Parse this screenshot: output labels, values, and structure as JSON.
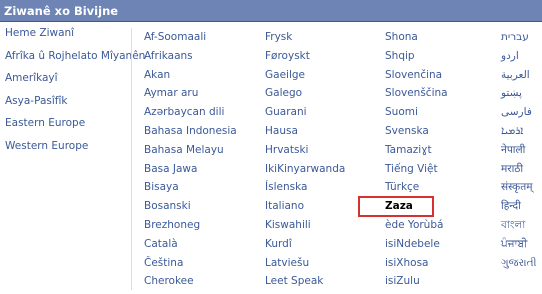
{
  "header": {
    "title": "Ziwanê xo Bivijne"
  },
  "regions": [
    "Heme Ziwanî",
    "Afrîka û Rojhelato Mîyanên",
    "Amerîkayî",
    "Asya-Pasîfîk",
    "Eastern Europe",
    "Western Europe"
  ],
  "languages": {
    "col1": [
      "Af-Soomaali",
      "Afrikaans",
      "Akan",
      "Aymar aru",
      "Azərbaycan dili",
      "Bahasa Indonesia",
      "Bahasa Melayu",
      "Basa Jawa",
      "Bisaya",
      "Bosanski",
      "Brezhoneg",
      "Català",
      "Čeština",
      "Cherokee"
    ],
    "col2": [
      "Frysk",
      "Føroyskt",
      "Gaeilge",
      "Galego",
      "Guarani",
      "Hausa",
      "Hrvatski",
      "IkiKinyarwanda",
      "Íslenska",
      "Italiano",
      "Kiswahili",
      "Kurdî",
      "Latviešu",
      "Leet Speak"
    ],
    "col3": [
      "Shona",
      "Shqip",
      "Slovenčina",
      "Slovenščina",
      "Suomi",
      "Svenska",
      "Tamaziɣt",
      "Tiếng Việt",
      "Türkçe",
      "Zaza",
      "ède Yorùbá",
      "isiNdebele",
      "isiXhosa",
      "isiZulu"
    ],
    "col4": [
      "עברית",
      "اردو",
      "العربية",
      "پښتو",
      "فارسی",
      "ܐܪܡܝܐ",
      "नेपाली",
      "मराठी",
      "संस्कृतम्",
      "हिन्दी",
      "বাংলা",
      "ਪੰਜਾਬੀ",
      "ગુજરાતી"
    ]
  },
  "state": {
    "hovered": "Türkçe",
    "selected": "Zaza"
  },
  "colors": {
    "header_bg": "#6d84b4",
    "link": "#3b5998",
    "highlight": "#d63131"
  }
}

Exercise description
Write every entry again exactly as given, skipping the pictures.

Answer below
Parse this screenshot: output labels, values, and structure as JSON.
{
  "header": {
    "title": "Ziwanê xo Bivijne"
  },
  "regions": [
    "Heme Ziwanî",
    "Afrîka û Rojhelato Mîyanên",
    "Amerîkayî",
    "Asya-Pasîfîk",
    "Eastern Europe",
    "Western Europe"
  ],
  "languages": {
    "col1": [
      "Af-Soomaali",
      "Afrikaans",
      "Akan",
      "Aymar aru",
      "Azərbaycan dili",
      "Bahasa Indonesia",
      "Bahasa Melayu",
      "Basa Jawa",
      "Bisaya",
      "Bosanski",
      "Brezhoneg",
      "Català",
      "Čeština",
      "Cherokee"
    ],
    "col2": [
      "Frysk",
      "Føroyskt",
      "Gaeilge",
      "Galego",
      "Guarani",
      "Hausa",
      "Hrvatski",
      "IkiKinyarwanda",
      "Íslenska",
      "Italiano",
      "Kiswahili",
      "Kurdî",
      "Latviešu",
      "Leet Speak"
    ],
    "col3": [
      "Shona",
      "Shqip",
      "Slovenčina",
      "Slovenščina",
      "Suomi",
      "Svenska",
      "Tamaziɣt",
      "Tiếng Việt",
      "Türkçe",
      "Zaza",
      "ède Yorùbá",
      "isiNdebele",
      "isiXhosa",
      "isiZulu"
    ],
    "col4": [
      "עברית",
      "اردو",
      "العربية",
      "پښتو",
      "فارسی",
      "ܐܪܡܝܐ",
      "नेपाली",
      "मराठी",
      "संस्कृतम्",
      "हिन्दी",
      "বাংলা",
      "ਪੰਜਾਬੀ",
      "ગુજરાતી"
    ]
  },
  "state": {
    "hovered": "Türkçe",
    "selected": "Zaza"
  },
  "colors": {
    "header_bg": "#6d84b4",
    "link": "#3b5998",
    "highlight": "#d63131"
  }
}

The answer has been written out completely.